Data records for software interfaces
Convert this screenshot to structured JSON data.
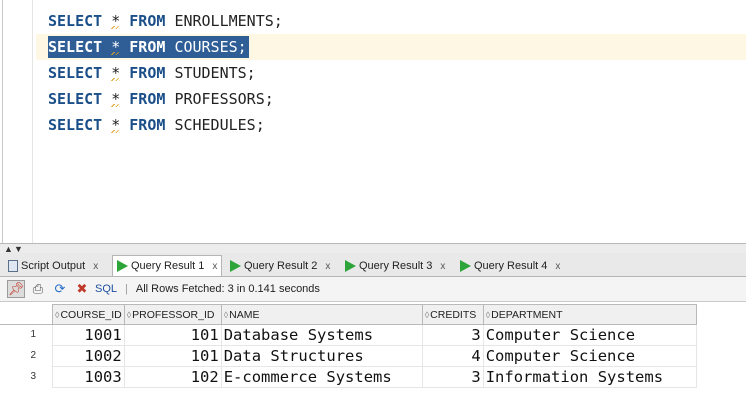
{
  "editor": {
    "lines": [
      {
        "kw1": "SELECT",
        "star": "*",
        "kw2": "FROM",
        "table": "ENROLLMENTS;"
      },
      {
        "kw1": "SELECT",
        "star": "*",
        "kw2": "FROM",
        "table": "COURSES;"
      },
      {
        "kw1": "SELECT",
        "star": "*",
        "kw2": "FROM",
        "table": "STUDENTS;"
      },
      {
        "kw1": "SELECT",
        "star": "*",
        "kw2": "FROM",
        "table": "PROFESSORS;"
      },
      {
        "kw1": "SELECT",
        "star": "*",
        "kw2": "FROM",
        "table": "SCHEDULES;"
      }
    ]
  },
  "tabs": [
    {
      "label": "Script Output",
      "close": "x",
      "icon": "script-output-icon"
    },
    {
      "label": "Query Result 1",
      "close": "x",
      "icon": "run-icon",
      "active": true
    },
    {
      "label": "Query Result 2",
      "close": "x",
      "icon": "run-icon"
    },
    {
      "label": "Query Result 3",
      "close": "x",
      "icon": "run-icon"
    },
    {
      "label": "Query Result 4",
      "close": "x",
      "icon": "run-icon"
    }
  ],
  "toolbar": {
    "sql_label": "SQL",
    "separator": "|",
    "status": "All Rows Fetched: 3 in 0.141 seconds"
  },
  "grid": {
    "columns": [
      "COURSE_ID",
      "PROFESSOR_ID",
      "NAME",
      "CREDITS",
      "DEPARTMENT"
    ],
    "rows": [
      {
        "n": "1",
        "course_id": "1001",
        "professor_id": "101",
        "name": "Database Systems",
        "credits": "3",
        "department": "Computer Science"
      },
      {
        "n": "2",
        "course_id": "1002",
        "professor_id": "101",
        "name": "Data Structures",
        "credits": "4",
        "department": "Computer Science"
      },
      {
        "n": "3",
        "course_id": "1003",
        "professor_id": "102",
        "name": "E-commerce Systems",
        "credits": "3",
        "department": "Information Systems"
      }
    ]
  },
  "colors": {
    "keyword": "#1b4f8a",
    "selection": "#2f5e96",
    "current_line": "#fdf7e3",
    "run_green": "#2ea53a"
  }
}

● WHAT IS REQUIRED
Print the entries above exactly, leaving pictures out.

● SOLUTION FOR THIS TASK
Convert this screenshot to structured JSON data.
{
  "editor": {
    "lines": [
      {
        "kw1": "SELECT",
        "star": "*",
        "kw2": "FROM",
        "table": "ENROLLMENTS;"
      },
      {
        "kw1": "SELECT",
        "star": "*",
        "kw2": "FROM",
        "table": "COURSES;"
      },
      {
        "kw1": "SELECT",
        "star": "*",
        "kw2": "FROM",
        "table": "STUDENTS;"
      },
      {
        "kw1": "SELECT",
        "star": "*",
        "kw2": "FROM",
        "table": "PROFESSORS;"
      },
      {
        "kw1": "SELECT",
        "star": "*",
        "kw2": "FROM",
        "table": "SCHEDULES;"
      }
    ]
  },
  "tabs": [
    {
      "label": "Script Output",
      "close": "x",
      "icon": "script-output-icon"
    },
    {
      "label": "Query Result 1",
      "close": "x",
      "icon": "run-icon",
      "active": true
    },
    {
      "label": "Query Result 2",
      "close": "x",
      "icon": "run-icon"
    },
    {
      "label": "Query Result 3",
      "close": "x",
      "icon": "run-icon"
    },
    {
      "label": "Query Result 4",
      "close": "x",
      "icon": "run-icon"
    }
  ],
  "toolbar": {
    "sql_label": "SQL",
    "separator": "|",
    "status": "All Rows Fetched: 3 in 0.141 seconds"
  },
  "grid": {
    "columns": [
      "COURSE_ID",
      "PROFESSOR_ID",
      "NAME",
      "CREDITS",
      "DEPARTMENT"
    ],
    "rows": [
      {
        "n": "1",
        "course_id": "1001",
        "professor_id": "101",
        "name": "Database Systems",
        "credits": "3",
        "department": "Computer Science"
      },
      {
        "n": "2",
        "course_id": "1002",
        "professor_id": "101",
        "name": "Data Structures",
        "credits": "4",
        "department": "Computer Science"
      },
      {
        "n": "3",
        "course_id": "1003",
        "professor_id": "102",
        "name": "E-commerce Systems",
        "credits": "3",
        "department": "Information Systems"
      }
    ]
  },
  "colors": {
    "keyword": "#1b4f8a",
    "selection": "#2f5e96",
    "current_line": "#fdf7e3",
    "run_green": "#2ea53a"
  }
}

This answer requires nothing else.